    The former would be based on a fly strategy. The latter would be based on a wide iron condor strategy. Personal preference plays it's role.

    Combining the two is certainly feasible (using the iron condor to pay for the fly) however, you will be exposing yourself to very large risk should you encounter a trending market IMO.

    Naturally, you also have the option of diagonalizing to tailor vega exposure and gain roll opportunities.

    Good luck and prosperous trading.


    #54     Jul 10, 2006
  5. Scoobie an example of what Mo is talking about this month I :

    6/20 BTO 1600/1625 call spread on NDX
    for 7.20 (debt)...no margin required reason NDX appeared very oversold and I thought it would revert up... it did so

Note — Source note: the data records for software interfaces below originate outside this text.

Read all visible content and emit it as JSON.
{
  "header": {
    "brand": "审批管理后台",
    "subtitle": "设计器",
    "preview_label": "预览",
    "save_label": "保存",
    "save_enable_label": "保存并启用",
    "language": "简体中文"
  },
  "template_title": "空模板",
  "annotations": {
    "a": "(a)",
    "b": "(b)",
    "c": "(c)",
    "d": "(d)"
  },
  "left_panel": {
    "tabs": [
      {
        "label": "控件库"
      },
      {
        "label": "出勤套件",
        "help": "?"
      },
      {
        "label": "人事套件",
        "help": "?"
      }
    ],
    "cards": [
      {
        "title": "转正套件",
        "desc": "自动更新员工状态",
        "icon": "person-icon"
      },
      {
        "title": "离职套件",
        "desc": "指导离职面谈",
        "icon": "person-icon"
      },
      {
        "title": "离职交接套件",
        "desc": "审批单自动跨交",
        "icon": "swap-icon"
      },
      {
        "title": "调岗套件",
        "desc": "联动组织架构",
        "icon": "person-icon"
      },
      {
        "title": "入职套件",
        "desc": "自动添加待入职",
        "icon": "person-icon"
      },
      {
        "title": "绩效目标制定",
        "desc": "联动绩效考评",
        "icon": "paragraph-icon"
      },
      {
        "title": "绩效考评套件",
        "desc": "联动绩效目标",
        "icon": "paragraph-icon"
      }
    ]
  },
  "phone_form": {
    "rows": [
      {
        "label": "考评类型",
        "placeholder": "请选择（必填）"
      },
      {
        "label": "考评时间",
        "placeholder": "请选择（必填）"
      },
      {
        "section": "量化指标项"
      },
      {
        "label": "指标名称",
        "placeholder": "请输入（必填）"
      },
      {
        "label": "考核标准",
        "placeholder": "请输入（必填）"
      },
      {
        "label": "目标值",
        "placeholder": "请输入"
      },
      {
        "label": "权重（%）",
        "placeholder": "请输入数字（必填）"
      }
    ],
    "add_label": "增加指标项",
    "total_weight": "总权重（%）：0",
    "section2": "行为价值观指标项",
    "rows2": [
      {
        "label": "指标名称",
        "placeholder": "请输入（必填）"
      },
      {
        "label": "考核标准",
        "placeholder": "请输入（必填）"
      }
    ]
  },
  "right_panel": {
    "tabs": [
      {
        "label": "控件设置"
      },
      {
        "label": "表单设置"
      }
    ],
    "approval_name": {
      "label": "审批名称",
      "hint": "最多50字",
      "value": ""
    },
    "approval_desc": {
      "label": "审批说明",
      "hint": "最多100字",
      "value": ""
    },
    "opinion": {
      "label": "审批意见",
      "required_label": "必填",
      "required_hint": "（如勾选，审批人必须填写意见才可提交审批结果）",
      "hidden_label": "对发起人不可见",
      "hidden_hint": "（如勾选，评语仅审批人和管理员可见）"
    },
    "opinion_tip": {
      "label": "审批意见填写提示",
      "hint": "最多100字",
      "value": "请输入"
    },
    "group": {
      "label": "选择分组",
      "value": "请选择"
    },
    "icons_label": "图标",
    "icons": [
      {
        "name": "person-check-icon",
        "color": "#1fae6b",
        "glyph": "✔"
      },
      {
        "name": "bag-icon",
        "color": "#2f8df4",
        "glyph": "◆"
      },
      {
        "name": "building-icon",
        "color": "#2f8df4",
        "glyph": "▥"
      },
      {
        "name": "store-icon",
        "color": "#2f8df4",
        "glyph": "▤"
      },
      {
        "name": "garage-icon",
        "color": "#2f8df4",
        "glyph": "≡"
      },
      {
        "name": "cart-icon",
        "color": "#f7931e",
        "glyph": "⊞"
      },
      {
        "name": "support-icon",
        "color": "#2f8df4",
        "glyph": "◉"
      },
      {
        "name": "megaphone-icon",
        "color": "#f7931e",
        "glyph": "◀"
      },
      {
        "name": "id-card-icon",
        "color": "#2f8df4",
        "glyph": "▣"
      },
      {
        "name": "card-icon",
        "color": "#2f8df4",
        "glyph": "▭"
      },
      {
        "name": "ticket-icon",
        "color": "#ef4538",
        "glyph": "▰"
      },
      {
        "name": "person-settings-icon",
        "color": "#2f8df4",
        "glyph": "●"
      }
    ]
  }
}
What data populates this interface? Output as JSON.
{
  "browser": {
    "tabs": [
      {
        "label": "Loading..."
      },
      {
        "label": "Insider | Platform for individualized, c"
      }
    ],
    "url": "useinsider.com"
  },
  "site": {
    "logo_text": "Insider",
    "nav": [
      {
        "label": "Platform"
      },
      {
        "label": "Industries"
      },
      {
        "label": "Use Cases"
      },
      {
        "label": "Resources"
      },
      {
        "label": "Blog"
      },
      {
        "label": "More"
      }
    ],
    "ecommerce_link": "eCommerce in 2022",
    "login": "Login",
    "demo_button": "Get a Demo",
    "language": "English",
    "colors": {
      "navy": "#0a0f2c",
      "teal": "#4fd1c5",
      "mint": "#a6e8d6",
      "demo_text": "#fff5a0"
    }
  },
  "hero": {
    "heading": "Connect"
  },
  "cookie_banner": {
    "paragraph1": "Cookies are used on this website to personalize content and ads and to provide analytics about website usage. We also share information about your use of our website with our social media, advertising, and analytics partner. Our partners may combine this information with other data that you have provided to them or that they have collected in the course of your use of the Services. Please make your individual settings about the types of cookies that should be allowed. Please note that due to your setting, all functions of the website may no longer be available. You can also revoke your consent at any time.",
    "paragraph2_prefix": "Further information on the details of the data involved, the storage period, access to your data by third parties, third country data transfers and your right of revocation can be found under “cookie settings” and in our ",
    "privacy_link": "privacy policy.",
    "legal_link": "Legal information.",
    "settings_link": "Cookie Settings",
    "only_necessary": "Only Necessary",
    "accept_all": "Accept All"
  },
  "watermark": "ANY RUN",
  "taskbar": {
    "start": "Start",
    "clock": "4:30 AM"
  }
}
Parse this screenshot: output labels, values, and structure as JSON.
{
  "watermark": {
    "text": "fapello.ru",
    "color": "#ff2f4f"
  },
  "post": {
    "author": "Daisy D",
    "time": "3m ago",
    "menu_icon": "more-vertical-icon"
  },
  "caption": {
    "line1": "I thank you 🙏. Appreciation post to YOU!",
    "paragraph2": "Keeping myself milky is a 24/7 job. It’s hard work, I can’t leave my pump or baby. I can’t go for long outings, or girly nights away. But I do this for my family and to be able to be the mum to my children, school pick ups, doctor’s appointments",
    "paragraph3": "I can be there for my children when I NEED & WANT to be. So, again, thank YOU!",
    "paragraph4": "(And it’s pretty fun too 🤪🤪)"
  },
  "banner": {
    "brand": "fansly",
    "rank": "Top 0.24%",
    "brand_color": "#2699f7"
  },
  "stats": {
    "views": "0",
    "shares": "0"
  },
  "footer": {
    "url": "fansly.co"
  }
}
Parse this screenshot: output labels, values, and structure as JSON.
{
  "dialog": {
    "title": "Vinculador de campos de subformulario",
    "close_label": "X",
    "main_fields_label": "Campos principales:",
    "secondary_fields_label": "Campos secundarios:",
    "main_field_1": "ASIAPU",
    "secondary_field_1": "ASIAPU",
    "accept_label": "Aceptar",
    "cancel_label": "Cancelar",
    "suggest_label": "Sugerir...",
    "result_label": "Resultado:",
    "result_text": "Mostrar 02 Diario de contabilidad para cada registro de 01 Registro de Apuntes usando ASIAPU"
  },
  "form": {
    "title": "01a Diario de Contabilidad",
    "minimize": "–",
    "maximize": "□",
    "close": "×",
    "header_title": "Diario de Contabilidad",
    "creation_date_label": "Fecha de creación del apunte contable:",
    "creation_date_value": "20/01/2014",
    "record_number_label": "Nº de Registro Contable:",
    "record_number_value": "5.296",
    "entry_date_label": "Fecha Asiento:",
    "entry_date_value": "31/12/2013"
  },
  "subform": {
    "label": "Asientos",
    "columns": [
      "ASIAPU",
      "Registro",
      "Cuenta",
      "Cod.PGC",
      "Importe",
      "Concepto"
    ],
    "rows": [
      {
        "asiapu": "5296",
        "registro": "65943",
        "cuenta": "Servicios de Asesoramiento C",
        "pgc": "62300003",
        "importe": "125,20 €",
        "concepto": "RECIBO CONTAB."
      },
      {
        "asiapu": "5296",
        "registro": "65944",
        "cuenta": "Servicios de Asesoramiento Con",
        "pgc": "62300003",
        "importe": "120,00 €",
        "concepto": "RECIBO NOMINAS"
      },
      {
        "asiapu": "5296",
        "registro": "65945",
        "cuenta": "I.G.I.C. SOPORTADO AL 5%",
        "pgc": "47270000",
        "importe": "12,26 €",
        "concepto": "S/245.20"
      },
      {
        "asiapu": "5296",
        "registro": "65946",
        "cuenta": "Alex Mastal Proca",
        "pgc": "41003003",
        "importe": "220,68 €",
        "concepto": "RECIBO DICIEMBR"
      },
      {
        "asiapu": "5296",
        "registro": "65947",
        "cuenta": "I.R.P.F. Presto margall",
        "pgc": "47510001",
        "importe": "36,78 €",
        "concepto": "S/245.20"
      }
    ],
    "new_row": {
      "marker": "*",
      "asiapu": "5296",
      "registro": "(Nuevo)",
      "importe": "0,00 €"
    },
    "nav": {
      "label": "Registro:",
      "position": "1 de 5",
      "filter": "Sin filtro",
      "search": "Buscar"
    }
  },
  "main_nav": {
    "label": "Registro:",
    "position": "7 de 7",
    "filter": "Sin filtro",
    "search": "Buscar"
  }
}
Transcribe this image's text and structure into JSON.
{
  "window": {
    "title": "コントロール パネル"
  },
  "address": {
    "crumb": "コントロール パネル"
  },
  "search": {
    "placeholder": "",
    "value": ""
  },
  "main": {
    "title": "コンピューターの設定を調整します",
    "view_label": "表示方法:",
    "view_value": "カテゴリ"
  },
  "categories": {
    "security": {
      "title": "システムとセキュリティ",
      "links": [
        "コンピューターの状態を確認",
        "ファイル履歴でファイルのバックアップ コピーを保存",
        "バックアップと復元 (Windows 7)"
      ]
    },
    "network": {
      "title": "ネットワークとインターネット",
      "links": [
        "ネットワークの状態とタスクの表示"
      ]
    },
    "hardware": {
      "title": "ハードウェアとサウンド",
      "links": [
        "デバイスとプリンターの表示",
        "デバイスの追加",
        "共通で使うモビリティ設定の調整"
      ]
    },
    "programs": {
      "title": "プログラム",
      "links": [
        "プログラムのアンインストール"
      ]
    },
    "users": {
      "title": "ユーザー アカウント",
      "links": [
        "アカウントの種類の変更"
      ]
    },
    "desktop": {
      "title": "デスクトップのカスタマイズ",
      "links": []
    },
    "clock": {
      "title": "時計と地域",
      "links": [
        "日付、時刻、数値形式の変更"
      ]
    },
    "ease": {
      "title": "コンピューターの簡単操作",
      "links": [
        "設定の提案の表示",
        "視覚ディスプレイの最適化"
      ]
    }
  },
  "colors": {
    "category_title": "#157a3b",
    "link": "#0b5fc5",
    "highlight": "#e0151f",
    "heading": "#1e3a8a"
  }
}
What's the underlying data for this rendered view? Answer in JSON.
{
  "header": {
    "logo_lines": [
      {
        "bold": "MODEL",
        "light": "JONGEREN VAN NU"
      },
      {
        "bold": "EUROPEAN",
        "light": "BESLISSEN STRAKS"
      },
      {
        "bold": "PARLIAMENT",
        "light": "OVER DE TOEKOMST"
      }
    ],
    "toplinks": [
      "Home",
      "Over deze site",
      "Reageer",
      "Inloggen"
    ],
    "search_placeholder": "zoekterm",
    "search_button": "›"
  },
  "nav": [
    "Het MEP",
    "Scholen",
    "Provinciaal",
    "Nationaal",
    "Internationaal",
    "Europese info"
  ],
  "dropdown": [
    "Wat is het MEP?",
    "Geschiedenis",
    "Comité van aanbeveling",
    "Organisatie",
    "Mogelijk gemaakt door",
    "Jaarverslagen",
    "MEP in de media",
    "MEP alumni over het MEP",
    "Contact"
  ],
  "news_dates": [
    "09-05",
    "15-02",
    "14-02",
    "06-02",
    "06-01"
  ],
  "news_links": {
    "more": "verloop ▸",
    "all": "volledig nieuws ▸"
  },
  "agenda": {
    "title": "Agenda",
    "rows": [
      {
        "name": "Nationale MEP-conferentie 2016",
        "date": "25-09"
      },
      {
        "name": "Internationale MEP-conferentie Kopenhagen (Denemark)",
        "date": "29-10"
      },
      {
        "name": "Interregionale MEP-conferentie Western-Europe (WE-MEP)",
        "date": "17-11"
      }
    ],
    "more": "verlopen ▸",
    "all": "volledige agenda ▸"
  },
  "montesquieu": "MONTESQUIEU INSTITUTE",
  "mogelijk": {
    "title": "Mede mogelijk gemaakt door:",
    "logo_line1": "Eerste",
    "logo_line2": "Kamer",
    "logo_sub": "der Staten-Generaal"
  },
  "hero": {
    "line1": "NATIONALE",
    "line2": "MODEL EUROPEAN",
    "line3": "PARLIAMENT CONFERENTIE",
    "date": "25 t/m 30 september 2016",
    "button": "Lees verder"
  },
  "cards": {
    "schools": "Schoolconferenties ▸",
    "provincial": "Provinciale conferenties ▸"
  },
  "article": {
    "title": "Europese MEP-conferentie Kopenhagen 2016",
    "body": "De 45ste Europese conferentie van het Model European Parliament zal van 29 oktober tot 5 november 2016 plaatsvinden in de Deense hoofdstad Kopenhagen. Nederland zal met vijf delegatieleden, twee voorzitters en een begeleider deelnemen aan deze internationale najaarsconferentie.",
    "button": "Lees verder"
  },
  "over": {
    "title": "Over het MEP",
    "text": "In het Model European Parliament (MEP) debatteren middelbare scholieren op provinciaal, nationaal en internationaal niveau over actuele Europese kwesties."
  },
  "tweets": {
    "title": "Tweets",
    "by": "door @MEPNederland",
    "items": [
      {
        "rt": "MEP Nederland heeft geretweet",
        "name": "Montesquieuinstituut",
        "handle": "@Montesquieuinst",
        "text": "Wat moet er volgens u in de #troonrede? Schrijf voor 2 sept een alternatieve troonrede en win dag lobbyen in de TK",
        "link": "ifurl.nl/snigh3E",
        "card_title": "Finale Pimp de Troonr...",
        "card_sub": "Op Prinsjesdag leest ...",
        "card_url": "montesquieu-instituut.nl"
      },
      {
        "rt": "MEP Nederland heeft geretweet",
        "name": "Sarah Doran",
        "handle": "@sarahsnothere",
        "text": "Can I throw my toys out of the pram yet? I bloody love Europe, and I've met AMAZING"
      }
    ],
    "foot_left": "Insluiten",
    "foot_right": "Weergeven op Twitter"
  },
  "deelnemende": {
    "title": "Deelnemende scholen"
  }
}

    6/30 STO 1625/1675 call Credit spread creating a pg B-fly (because it is pg margin is required) credit was 8.25

    had I chosen to sell the 1625/1650 I would have reduced my debt substantially and had no margin requirement...however I would have needed strong bias to think NDX would end up between 1600-1625 by Jul exp (and I didn't) finally on..

    7/6 I Sold the 1600 and rolled to 1650 for a credit of 6.20 so right now have

    -2 NDX at 1625
    +1 NDX at 1650
    +1 NDX at 1675

    the reason I didn't roll for a simple vertical CS of 1625/1675 was the hugh margin requirement.

    today I'm trying to close 1 NDX 1625/1650 CS for debt of .35 (mark is .30) just to release margin.

    so basically I started with a debt vertical spread...converted to a pg B-fly then finally to a credit spread...based on the market swings and my bias
    #55     Jul 10, 2006
  6. Last month for JUNE exp I tried to develop a B-fly by buying the wings when vols were high...ooops and selling body when vols were low...double oooops..as it also was an OTM B-fly it went down in flames!! These things are NOT easy:p:eek:
    #56     Jul 10, 2006
  7. not easy because its two separate stand along trades , you have to be right on variable ( vols in your case)
    #57     Jul 10, 2006
  8. Exactly right...unfortunately I figured it out in hindsight:( building a B-fly with verticals is much better strategy and I think I knew that just didn't do it!
    #58     Jul 10, 2006
  9. No one can fault you for lack of creativity! ;)

    #59     Jul 10, 2006
  10. if I remember correctly , Riskarb step's and rational building a fly were :
    short the body on high nominal stock with slightly inflated IV into weekend/long weekend and few days later , buy a wings for zero/small debit.
    Maybe Risk or Mo can confirm it
    #60     Jul 10, 2006